INSTRUCTIONS TO FOLLOW:
Could you repeat the records shown below exactly as written?
INFORMATION PROVIDED below:
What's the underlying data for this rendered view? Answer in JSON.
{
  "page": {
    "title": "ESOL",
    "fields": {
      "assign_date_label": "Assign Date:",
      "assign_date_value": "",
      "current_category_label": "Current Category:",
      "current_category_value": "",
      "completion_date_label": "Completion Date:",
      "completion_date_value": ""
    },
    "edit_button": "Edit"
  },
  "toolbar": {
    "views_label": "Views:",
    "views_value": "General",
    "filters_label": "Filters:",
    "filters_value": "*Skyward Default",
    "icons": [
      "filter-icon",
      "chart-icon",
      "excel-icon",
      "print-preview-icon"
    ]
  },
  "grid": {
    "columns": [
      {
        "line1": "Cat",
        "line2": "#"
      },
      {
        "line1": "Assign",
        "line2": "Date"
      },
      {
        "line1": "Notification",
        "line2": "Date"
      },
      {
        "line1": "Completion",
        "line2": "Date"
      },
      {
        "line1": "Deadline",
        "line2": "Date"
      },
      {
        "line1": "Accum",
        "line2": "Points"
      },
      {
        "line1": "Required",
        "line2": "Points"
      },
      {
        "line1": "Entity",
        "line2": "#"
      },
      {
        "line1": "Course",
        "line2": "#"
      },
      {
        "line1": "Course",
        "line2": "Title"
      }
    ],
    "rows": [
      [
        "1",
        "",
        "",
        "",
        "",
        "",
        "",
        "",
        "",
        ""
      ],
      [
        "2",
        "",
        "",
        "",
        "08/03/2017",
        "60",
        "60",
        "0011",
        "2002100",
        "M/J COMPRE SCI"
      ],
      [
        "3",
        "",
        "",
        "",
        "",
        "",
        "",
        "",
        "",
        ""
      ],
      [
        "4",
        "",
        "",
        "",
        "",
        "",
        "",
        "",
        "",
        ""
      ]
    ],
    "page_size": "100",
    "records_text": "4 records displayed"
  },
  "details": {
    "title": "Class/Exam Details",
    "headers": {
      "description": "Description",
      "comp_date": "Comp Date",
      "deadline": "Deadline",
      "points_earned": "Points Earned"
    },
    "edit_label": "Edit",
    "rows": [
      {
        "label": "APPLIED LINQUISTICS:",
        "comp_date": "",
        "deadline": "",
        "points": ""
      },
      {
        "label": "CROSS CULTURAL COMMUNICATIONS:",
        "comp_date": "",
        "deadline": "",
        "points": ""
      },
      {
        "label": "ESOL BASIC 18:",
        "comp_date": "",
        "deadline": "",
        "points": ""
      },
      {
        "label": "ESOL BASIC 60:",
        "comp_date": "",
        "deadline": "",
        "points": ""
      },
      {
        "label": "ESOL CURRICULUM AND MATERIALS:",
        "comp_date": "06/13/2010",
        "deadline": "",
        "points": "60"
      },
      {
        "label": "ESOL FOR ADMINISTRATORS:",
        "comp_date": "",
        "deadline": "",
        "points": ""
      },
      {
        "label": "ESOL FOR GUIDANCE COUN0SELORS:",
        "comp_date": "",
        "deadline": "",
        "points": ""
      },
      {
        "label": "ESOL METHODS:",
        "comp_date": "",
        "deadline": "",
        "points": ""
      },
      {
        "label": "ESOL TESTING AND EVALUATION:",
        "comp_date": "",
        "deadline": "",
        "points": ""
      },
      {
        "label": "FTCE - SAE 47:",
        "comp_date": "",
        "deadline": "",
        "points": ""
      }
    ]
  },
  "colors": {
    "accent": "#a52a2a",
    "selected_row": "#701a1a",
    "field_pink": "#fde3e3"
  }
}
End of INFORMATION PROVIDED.
RESPONSE:
What's the underlying data for this rendered view? Answer in JSON.
{
  "page": {
    "title": "ESOL",
    "fields": {
      "assign_date_label": "Assign Date:",
      "assign_date_value": "",
      "current_category_label": "Current Category:",
      "current_category_value": "",
      "completion_date_label": "Completion Date:",
      "completion_date_value": ""
    },
    "edit_button": "Edit"
  },
  "toolbar": {
    "views_label": "Views:",
    "views_value": "General",
    "filters_label": "Filters:",
    "filters_value": "*Skyward Default",
    "icons": [
      "filter-icon",
      "chart-icon",
      "excel-icon",
      "print-preview-icon"
    ]
  },
  "grid": {
    "columns": [
      {
        "line1": "Cat",
        "line2": "#"
      },
      {
        "line1": "Assign",
        "line2": "Date"
      },
      {
        "line1": "Notification",
        "line2": "Date"
      },
      {
        "line1": "Completion",
        "line2": "Date"
      },
      {
        "line1": "Deadline",
        "line2": "Date"
      },
      {
        "line1": "Accum",
        "line2": "Points"
      },
      {
        "line1": "Required",
        "line2": "Points"
      },
      {
        "line1": "Entity",
        "line2": "#"
      },
      {
        "line1": "Course",
        "line2": "#"
      },
      {
        "line1": "Course",
        "line2": "Title"
      }
    ],
    "rows": [
      [
        "1",
        "",
        "",
        "",
        "",
        "",
        "",
        "",
        "",
        ""
      ],
      [
        "2",
        "",
        "",
        "",
        "08/03/2017",
        "60",
        "60",
        "0011",
        "2002100",
        "M/J COMPRE SCI"
      ],
      [
        "3",
        "",
        "",
        "",
        "",
        "",
        "",
        "",
        "",
        ""
      ],
      [
        "4",
        "",
        "",
        "",
        "",
        "",
        "",
        "",
        "",
        ""
      ]
    ],
    "page_size": "100",
    "records_text": "4 records displayed"
  },
  "details": {
    "title": "Class/Exam Details",
    "headers": {
      "description": "Description",
      "comp_date": "Comp Date",
      "deadline": "Deadline",
      "points_earned": "Points Earned"
    },
    "edit_label": "Edit",
    "rows": [
      {
        "label": "APPLIED LINQUISTICS:",
        "comp_date": "",
        "deadline": "",
        "points": ""
      },
      {
        "label": "CROSS CULTURAL COMMUNICATIONS:",
        "comp_date": "",
        "deadline": "",
        "points": ""
      },
      {
        "label": "ESOL BASIC 18:",
        "comp_date": "",
        "deadline": "",
        "points": ""
      },
      {
        "label": "ESOL BASIC 60:",
        "comp_date": "",
        "deadline": "",
        "points": ""
      },
      {
        "label": "ESOL CURRICULUM AND MATERIALS:",
        "comp_date": "06/13/2010",
        "deadline": "",
        "points": "60"
      },
      {
        "label": "ESOL FOR ADMINISTRATORS:",
        "comp_date": "",
        "deadline": "",
        "points": ""
      },
      {
        "label": "ESOL FOR GUIDANCE COUN0SELORS:",
        "comp_date": "",
        "deadline": "",
        "points": ""
      },
      {
        "label": "ESOL METHODS:",
        "comp_date": "",
        "deadline": "",
        "points": ""
      },
      {
        "label": "ESOL TESTING AND EVALUATION:",
        "comp_date": "",
        "deadline": "",
        "points": ""
      },
      {
        "label": "FTCE - SAE 47:",
        "comp_date": "",
        "deadline": "",
        "points": ""
      }
    ]
  },
  "colors": {
    "accent": "#a52a2a",
    "selected_row": "#701a1a",
    "field_pink": "#fde3e3"
  }
}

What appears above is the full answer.